> **Task statement**
Copy out each line of the data below in which "Meetup" appears.

> **Exercise data**

──────────────────────────────

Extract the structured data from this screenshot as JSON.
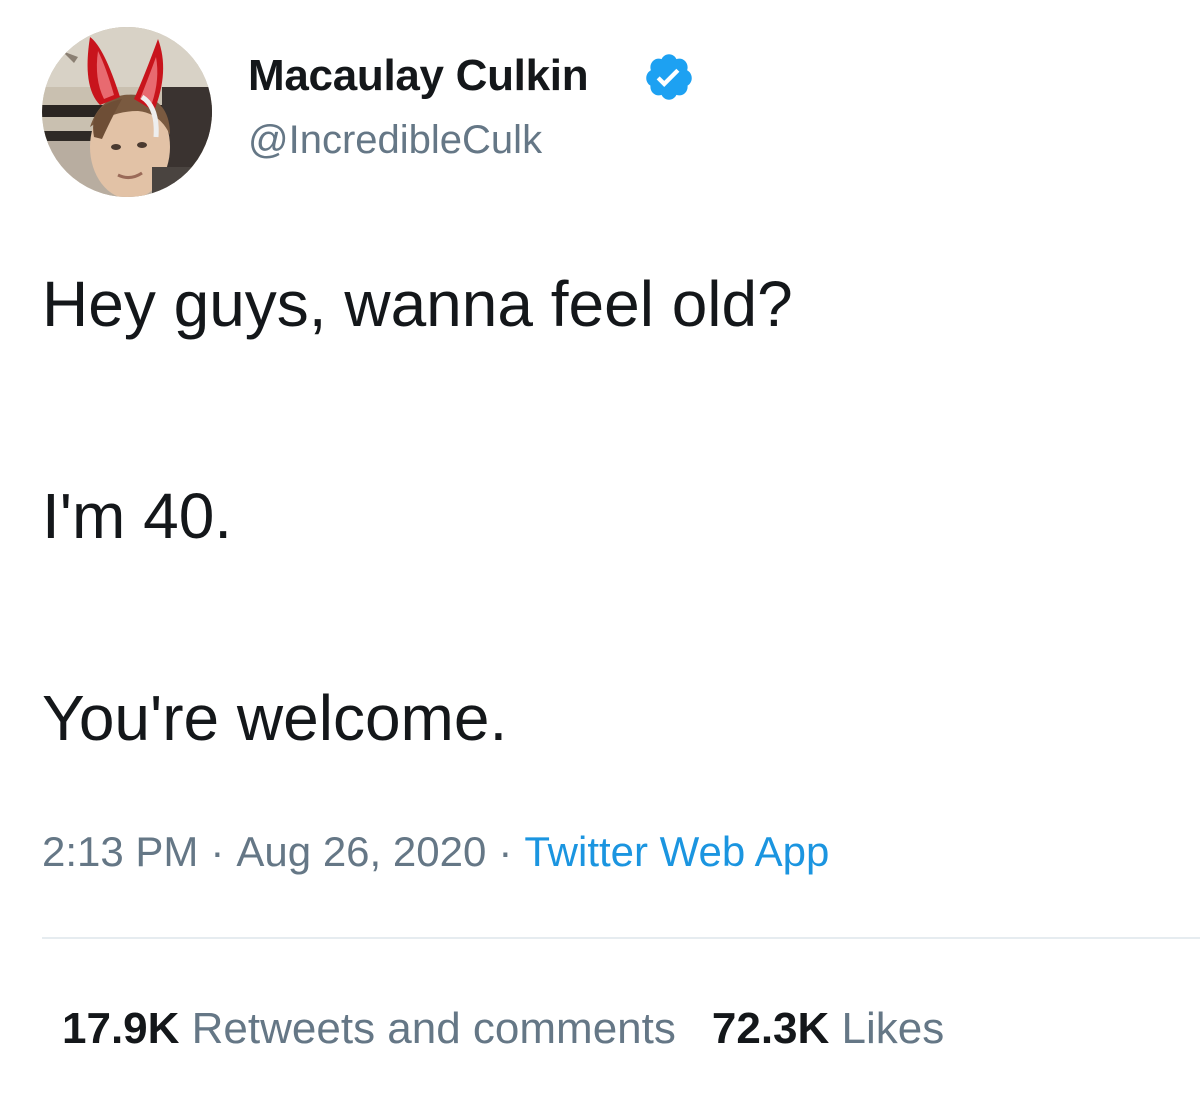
{
  "author": {
    "name": "Macaulay Culkin",
    "handle": "@IncredibleCulk",
    "verified": true,
    "avatar_icon": "profile-photo-bunny-ears"
  },
  "tweet": {
    "lines": [
      "Hey guys, wanna feel old?",
      "I'm 40.",
      "You're welcome."
    ],
    "time": "2:13 PM",
    "date": "Aug 26, 2020",
    "separator": "·",
    "source": "Twitter Web App"
  },
  "stats": {
    "retweets_count": "17.9K",
    "retweets_label": "Retweets and comments",
    "likes_count": "72.3K",
    "likes_label": "Likes"
  },
  "colors": {
    "text_primary": "#14171a",
    "text_secondary": "#657786",
    "link": "#1b95e0",
    "verified": "#1da1f2",
    "divider": "#e6ecf0"
  }
}
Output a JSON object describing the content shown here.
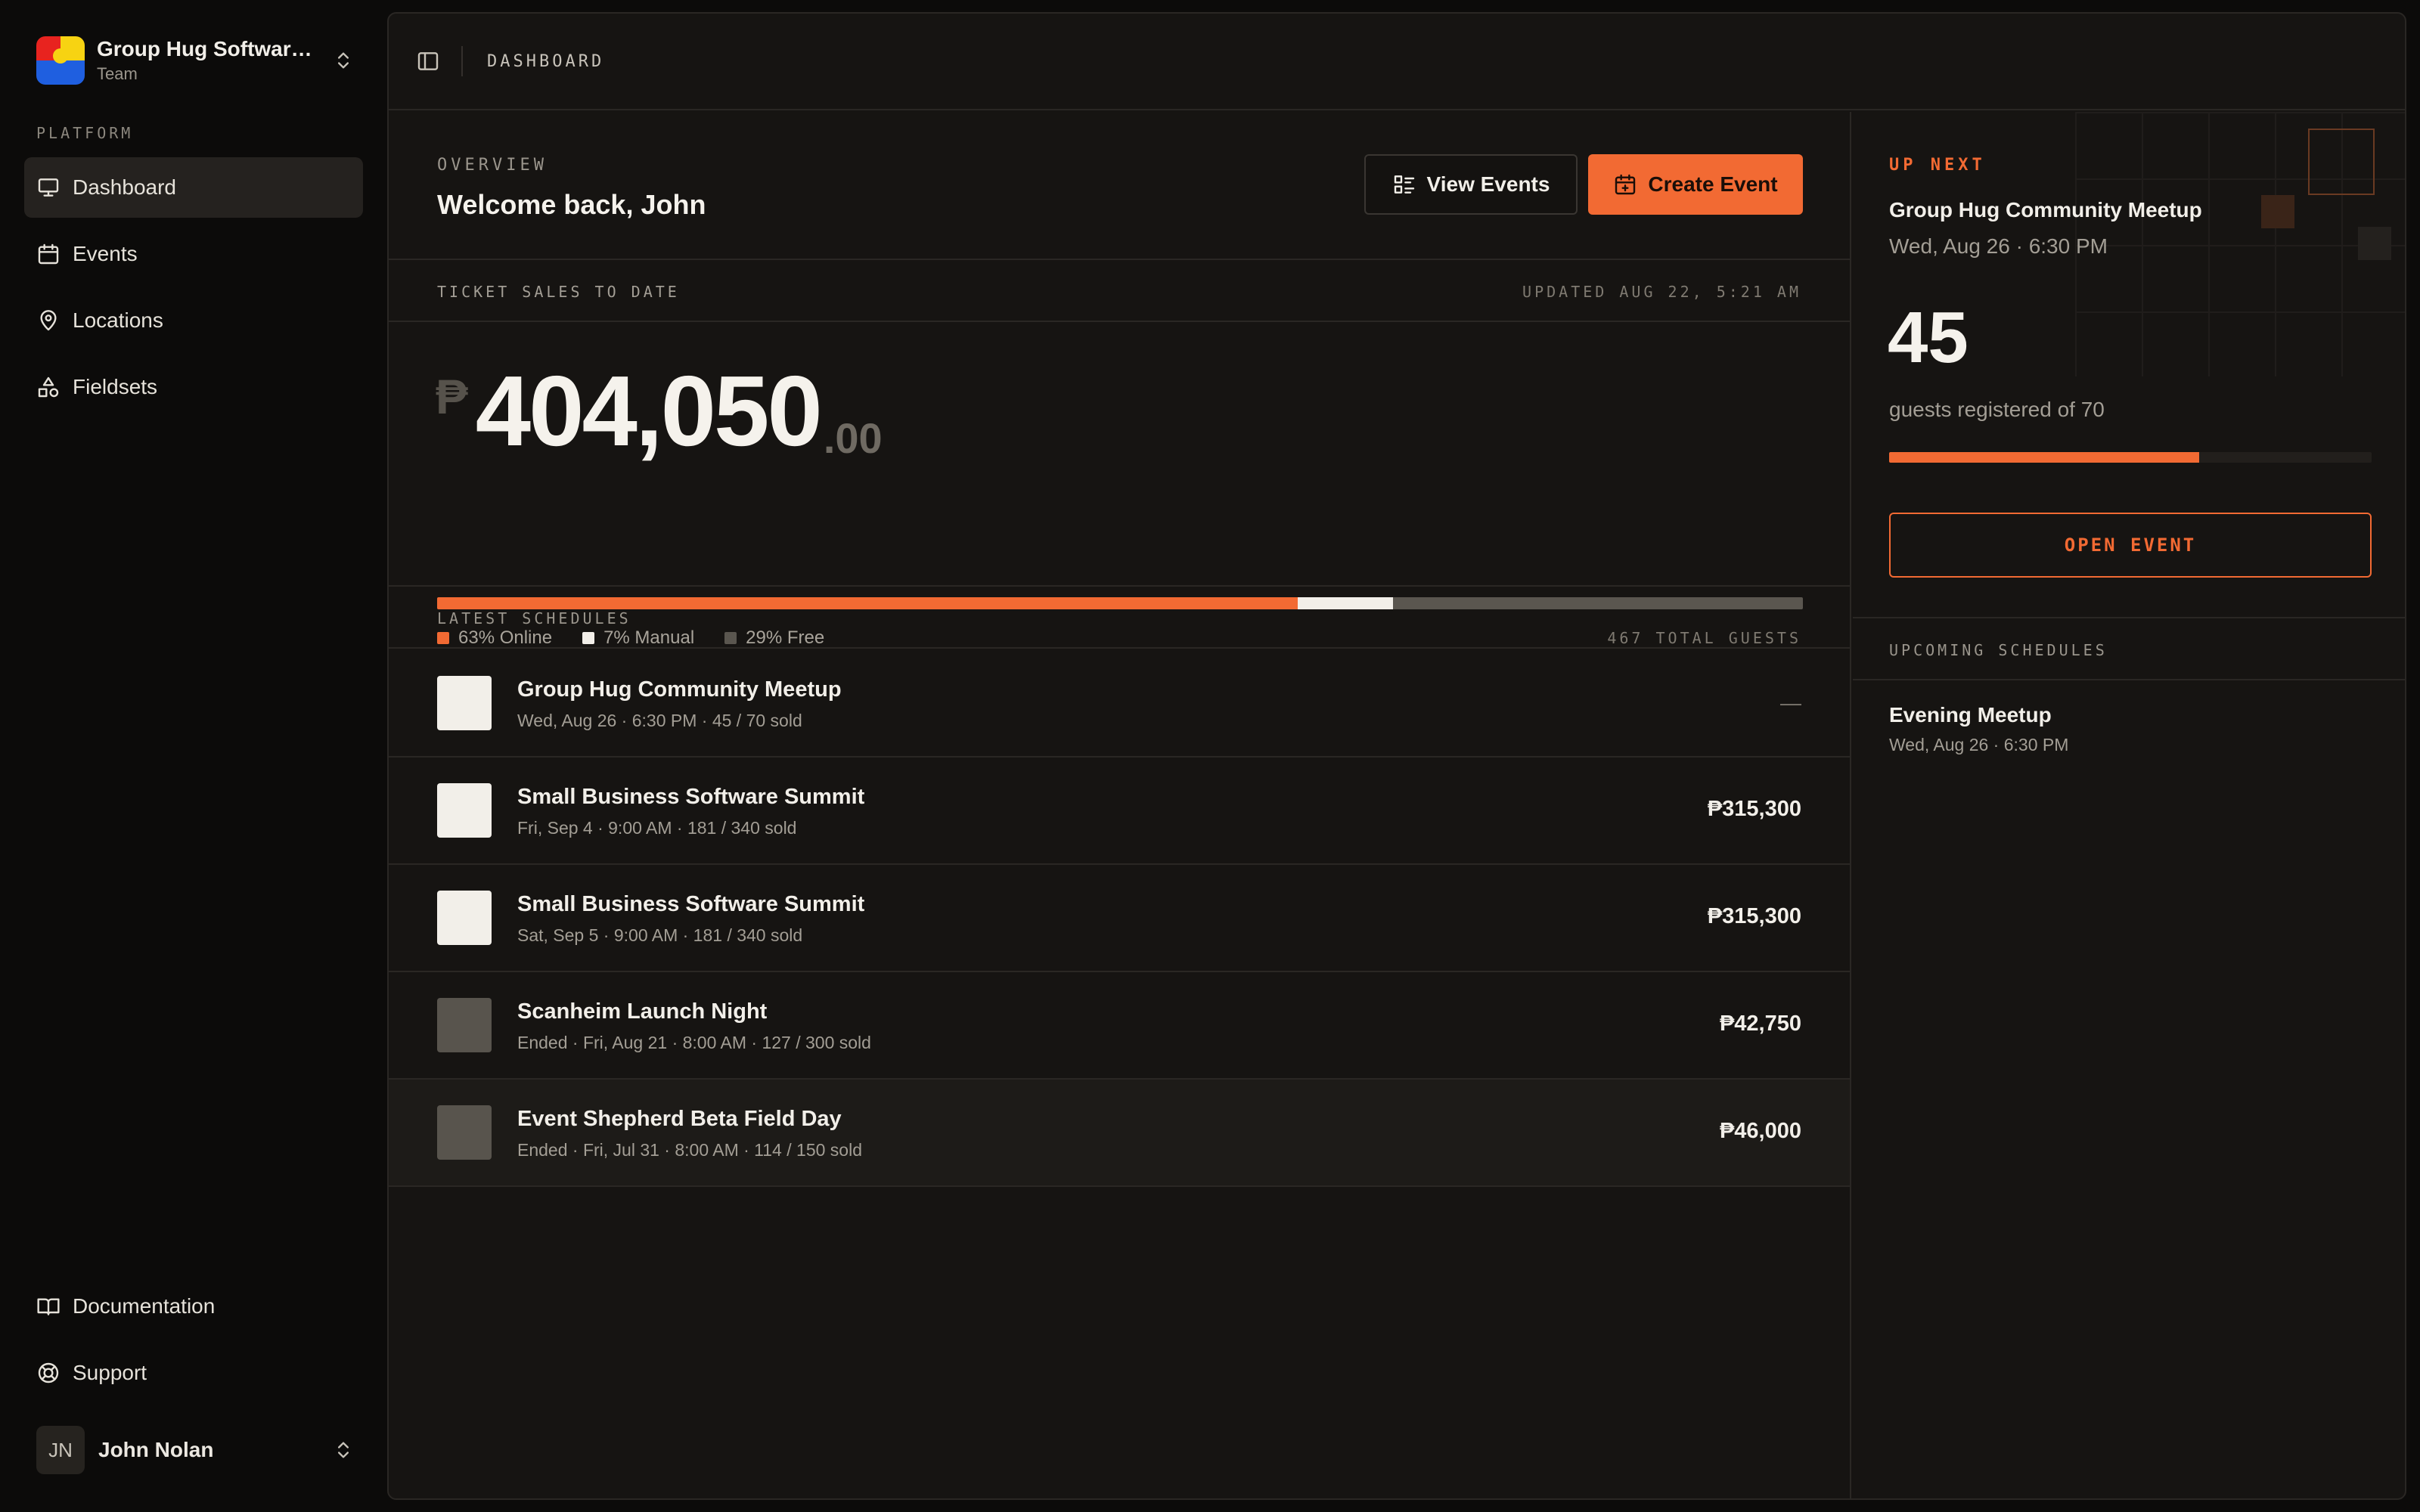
{
  "colors": {
    "accent": "#f26a33",
    "manual": "#f2efe9",
    "free": "#5a564f",
    "thumb_light": "#f2efe9",
    "thumb_dark": "#58544d"
  },
  "sidebar": {
    "team_name": "Group Hug Software...",
    "team_sub": "Team",
    "section_label": "PLATFORM",
    "items": [
      {
        "label": "Dashboard",
        "icon": "monitor-icon"
      },
      {
        "label": "Events",
        "icon": "calendar-icon"
      },
      {
        "label": "Locations",
        "icon": "map-pin-icon"
      },
      {
        "label": "Fieldsets",
        "icon": "shapes-icon"
      }
    ],
    "footer_items": [
      {
        "label": "Documentation",
        "icon": "book-icon"
      },
      {
        "label": "Support",
        "icon": "lifebuoy-icon"
      }
    ],
    "user": {
      "initials": "JN",
      "name": "John Nolan"
    }
  },
  "topbar": {
    "breadcrumb": "DASHBOARD"
  },
  "overview": {
    "eyebrow": "OVERVIEW",
    "welcome": "Welcome back, John",
    "view_events": "View Events",
    "create_event": "Create Event"
  },
  "sales": {
    "label": "TICKET SALES TO DATE",
    "updated": "UPDATED AUG 22, 5:21 AM",
    "currency": "₱",
    "amount": "404,050",
    "decimals": ".00",
    "breakdown": [
      {
        "label": "63% Online",
        "percent": 63,
        "color": "#f26a33"
      },
      {
        "label": "7% Manual",
        "percent": 7,
        "color": "#f2efe9"
      },
      {
        "label": "29% Free",
        "percent": 30,
        "color": "#5a564f"
      }
    ],
    "total_guests": "467 TOTAL GUESTS"
  },
  "schedules": {
    "label": "LATEST SCHEDULES",
    "rows": [
      {
        "title": "Group Hug Community Meetup",
        "meta": "Wed, Aug 26 · 6:30 PM · 45 / 70 sold",
        "value": "—",
        "thumb": "light"
      },
      {
        "title": "Small Business Software Summit",
        "meta": "Fri, Sep 4 · 9:00 AM · 181 / 340 sold",
        "value": "₱315,300",
        "thumb": "light"
      },
      {
        "title": "Small Business Software Summit",
        "meta": "Sat, Sep 5 · 9:00 AM · 181 / 340 sold",
        "value": "₱315,300",
        "thumb": "light"
      },
      {
        "title": "Scanheim Launch Night",
        "meta": "Ended · Fri, Aug 21 · 8:00 AM · 127 / 300 sold",
        "value": "₱42,750",
        "thumb": "dark"
      },
      {
        "title": "Event Shepherd Beta Field Day",
        "meta": "Ended · Fri, Jul 31 · 8:00 AM · 114 / 150 sold",
        "value": "₱46,000",
        "thumb": "dark"
      }
    ]
  },
  "up_next": {
    "label": "UP NEXT",
    "title": "Group Hug Community Meetup",
    "date": "Wed, Aug 26 · 6:30 PM",
    "count": "45",
    "count_sub": "guests registered of 70",
    "progress": 0.643,
    "button": "OPEN EVENT"
  },
  "upcoming": {
    "label": "UPCOMING SCHEDULES",
    "items": [
      {
        "title": "Evening Meetup",
        "meta": "Wed, Aug 26 · 6:30 PM"
      }
    ]
  }
}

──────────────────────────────

> **Task solution**
        "title": "Group Hug Community Meetup",
    "title": "Group Hug Community Meetup",
        "title": "Evening Meetup",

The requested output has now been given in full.